I’ve been distracted for the last few days. A story idea got into my head for one of the Internet fiction series I contribute to occasionally, and it’s been hard to concentrate on anything else until I could get it out of my head. Unfortunately, I’m still not happy with the end results. It’s one of the most frustrating things in the world, as a writer, when the idea that seemed so awesome in your head comes out on the page like, well, a steaming pile of words. Perhaps in a few days I’ll have a better perspective and can fix what I’m doing wrong.
The story idea I had was inspired in part by a number of works I’d read over the years, including half-remembered stories that just popped into my head at odd moments. I actually had to ask rec.arts.sf.written for help identifying a couple of them, since I realized I wanted to read them again. And I thought the fastest way to find them might be as e-books. Funnily enough, these two stories have ended up being a study in e-book contrasts.
One of them was a really short (only 2059 words) story by Stephen Goldin called “The Last Ghost”. It was a Nebula finalist for Best Short Story of 1971—one of the shorter pieces of SF I’d read in my youth, but one of the more (pardon the pun) haunting ones, to live in my memory all this time. It’s available in a story collection by Goldin that can be found as an e-book at the usual places for $9.99…everywhere. (Except at Sony, apparently. Amusingly enough, the E-Reads buy link for Sony links to an expired domain placeholder page.) So much for bargain-hunting!
Even Fictionwise has it. Adding insult to injury, they list a “club price” of $8.49 for it—but my club membership expired last year and can never be renewed. (But I guess they’re going to have to keep on showing the club price until multi-year memberships expire.)
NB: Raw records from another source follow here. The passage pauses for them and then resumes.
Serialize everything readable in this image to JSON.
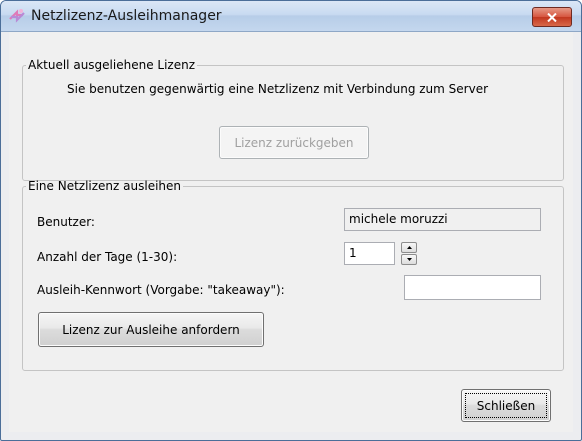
{
  "window": {
    "title": "Netzlizenz-Ausleihmanager"
  },
  "current": {
    "legend": "Aktuell ausgeliehene Lizenz",
    "info": "Sie benutzen gegenwärtig eine Netzlizenz mit Verbindung zum Server",
    "return_button": "Lizenz zurückgeben"
  },
  "borrow": {
    "legend": "Eine Netzlizenz ausleihen",
    "user_label": "Benutzer:",
    "user_value": "michele moruzzi",
    "days_label": "Anzahl der Tage (1-30):",
    "days_value": "1",
    "password_label": "Ausleih-Kennwort (Vorgabe: \"takeaway\"):",
    "password_value": "",
    "request_button": "Lizenz zur Ausleihe anfordern"
  },
  "footer": {
    "close_button": "Schließen"
  },
  "colors": {
    "close_red": "#c2371f",
    "titlebar": "#c8daf1"
  }
}
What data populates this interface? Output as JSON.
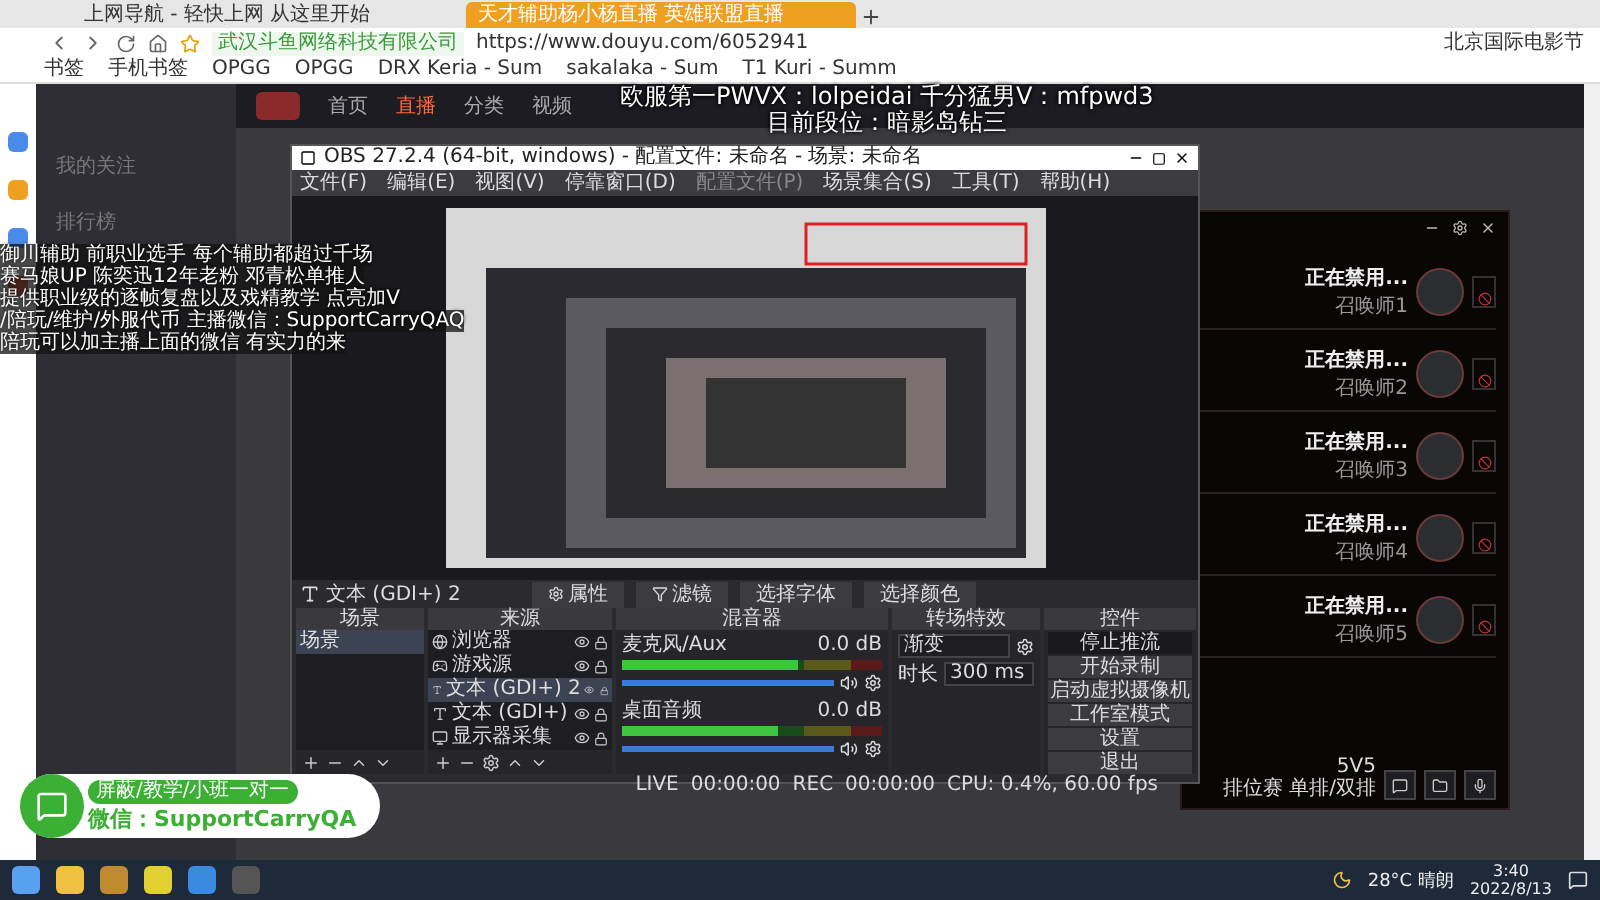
{
  "browser": {
    "tabs": [
      {
        "title": "上网导航 - 轻快上网 从这里开始",
        "selected": false
      },
      {
        "title": "天才辅助杨小杨直播 英雄联盟直播",
        "selected": true
      }
    ],
    "site_identity": "武汉斗鱼网络科技有限公司",
    "url": "https://www.douyu.com/6052941",
    "news": "北京国际电影节",
    "bookmarks": [
      "书签",
      "手机书签",
      "OPGG",
      "OPGG",
      "DRX Keria - Sum",
      "sakalaka - Sum",
      "T1 Kuri - Summ"
    ]
  },
  "site": {
    "nav": [
      {
        "label": "首页",
        "selected": false
      },
      {
        "label": "直播",
        "selected": true
      },
      {
        "label": "分类",
        "selected": false
      },
      {
        "label": "视频",
        "selected": false
      }
    ],
    "sidebar": [
      "我的关注",
      "排行榜"
    ]
  },
  "stream_overlay": {
    "title_lines": [
      "欧服第一PWVX：lolpeidai 千分猛男V：mfpwd3",
      "目前段位：暗影岛钻三"
    ],
    "info_lines": [
      "御川辅助 前职业选手 每个辅助都超过千场",
      "赛马娘UP 陈奕迅12年老粉 邓青松单推人",
      "提供职业级的逐帧复盘以及戏精教学 点亮加V",
      "/陪玩/维护/外服代币 主播微信：SupportCarryQAQ",
      "陪玩可以加主播上面的微信 有实力的来"
    ]
  },
  "obs": {
    "title": "OBS 27.2.4 (64-bit, windows) - 配置文件: 未命名 - 场景: 未命名",
    "menu": [
      {
        "label": "文件(F)",
        "disabled": false
      },
      {
        "label": "编辑(E)",
        "disabled": false
      },
      {
        "label": "视图(V)",
        "disabled": false
      },
      {
        "label": "停靠窗口(D)",
        "disabled": false
      },
      {
        "label": "配置文件(P)",
        "disabled": true
      },
      {
        "label": "场景集合(S)",
        "disabled": false
      },
      {
        "label": "工具(T)",
        "disabled": false
      },
      {
        "label": "帮助(H)",
        "disabled": false
      }
    ],
    "selected_source": "文本 (GDI+) 2",
    "toolbar": [
      "属性",
      "滤镜",
      "选择字体",
      "选择颜色"
    ],
    "scenes": {
      "title": "场景",
      "items": [
        {
          "name": "场景",
          "selected": true
        }
      ]
    },
    "sources": {
      "title": "来源",
      "items": [
        {
          "name": "浏览器",
          "kind": "browser",
          "selected": false
        },
        {
          "name": "游戏源",
          "kind": "game",
          "selected": false
        },
        {
          "name": "文本 (GDI+) 2",
          "kind": "text",
          "selected": true
        },
        {
          "name": "文本 (GDI+)",
          "kind": "text",
          "selected": false
        },
        {
          "name": "显示器采集",
          "kind": "display",
          "selected": false
        }
      ]
    },
    "mixer": {
      "title": "混音器",
      "channels": [
        {
          "name": "麦克风/Aux",
          "reading": "0.0 dB",
          "meter": {
            "level": 0.68
          },
          "volume": {
            "level": 1
          }
        },
        {
          "name": "桌面音频",
          "reading": "0.0 dB",
          "meter": {
            "level": 0.6
          },
          "volume": {
            "level": 1
          }
        }
      ]
    },
    "transitions": {
      "title": "转场特效",
      "type": "渐变",
      "duration_label": "时长",
      "duration": "300 ms"
    },
    "controls": {
      "title": "控件",
      "buttons": [
        {
          "label": "停止推流",
          "selected": true
        },
        {
          "label": "开始录制",
          "selected": false
        },
        {
          "label": "启动虚拟摄像机",
          "selected": false
        },
        {
          "label": "工作室模式",
          "selected": false
        },
        {
          "label": "设置",
          "selected": false
        },
        {
          "label": "退出",
          "selected": false
        }
      ]
    },
    "status": {
      "live_label": "LIVE",
      "live_time": "00:00:00",
      "rec_label": "REC",
      "rec_time": "00:00:00",
      "cpu": "CPU: 0.4%, 60.00 fps"
    }
  },
  "game_client": {
    "players": [
      {
        "status": "正在禁用...",
        "name": "召唤师1"
      },
      {
        "status": "正在禁用...",
        "name": "召唤师2"
      },
      {
        "status": "正在禁用...",
        "name": "召唤师3"
      },
      {
        "status": "正在禁用...",
        "name": "召唤师4"
      },
      {
        "status": "正在禁用...",
        "name": "召唤师5"
      }
    ],
    "mode": "5V5",
    "queue": "排位赛 单排/双排"
  },
  "wechat_badge": {
    "tagline": "屏蔽/教学/小班一对一",
    "contact": "微信：SupportCarryQA"
  },
  "taskbar": {
    "weather": "28°C 晴朗",
    "time": "3:40",
    "date": "2022/8/13"
  }
}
I didn’t want to pay $9.99 for a whole book when I just wanted to read the one story again. While I expect the other stories are all great, I simply didn’t want them right now. But fortunately, a little more research led me to discover that Smashwords has that short story available by itself for 99 cents. That was cheap enough I could buy two copies and send one to the fellow whose shared universe my story idea was set in. (In contrast to Kobo’s and Amazon’s, Smashword’s “gifting” system is rather straightforward, and works not unlike a “coffee money” jar: they simply trust you to put money in for every copy you’re going to email to someone else.) This really helped me out, and is exemplary of what I want e-books to be.
But on the other hand, there’s a book by renowned SF editor and novelist Donald A. Wollheim, writing under the pseudonym David Grinnell, called Edge of Time. Written in 1958, about a team of scientists who manage to create their own universe in microcosm, it really captured my imagination, and has held onto it to this day. But it’s not available electronically anywhere.
Even Google Books doesn’t have it (or much else by Wollheim either), suggesting that either the libraries they’ve scanned so far haven’t had much in the way of SF, or (more likely) Wollheim’s estate or publisher requested the titles be pulled. Even though it’s written by one of the most famous SF editors, a man who helped shaped the course of modern SF and fantasy fandom to a remarkable extent (including being arguably responsible for the popularity of Lord of the Rings exploding due to his unauthorized paperback republication of the trilogy), the book isn’t available electronically—or even in a new print edition—at all.
Of course, that doesn’t mean it’s unavailable. Not as a pirated e-book (I did look, out of curiosity, but apparently it’s too obscure for any pirate scanners to bother with), but in another Internet marketing innovation: the Internet-ordered, snail-mail-shipped used paperback. I could (and in fact, just did) go into Amazon right now and order a “Used – Very Good” paperback copy for one penny plus $3.99 shipping—about the same amount as I paid for an Amazon mp3 download of Daft Punk’s new Tron: Legacy soundtrack last night. It won’t put it on my iPad, but it will at least let me read it again.
And Wollheim’s estate won’t see a penny of that…penny. Whereas if it were a $9.99 e-book on Amazon, which I would have been willing to buy, they’d have gotten $7. Like so many other orphan or backlist titles, the book is a Manx cat in a “long tail” world.
The fullest potential of e-books is to create a “celestial library” equivalent to the oft-touted “celestial jukebox” of the digital music revolution. That’s what Amazon has been trying to do with its Kindle. And when it works, it works: I was able to find a relatively obscure short story I wanted to read, at a price I found reasonable, with just a few minutes of Googling. But just as often it doesn’t, and Edge of Time is a frustrating reminder of just how far the library’s shelves are from being filled.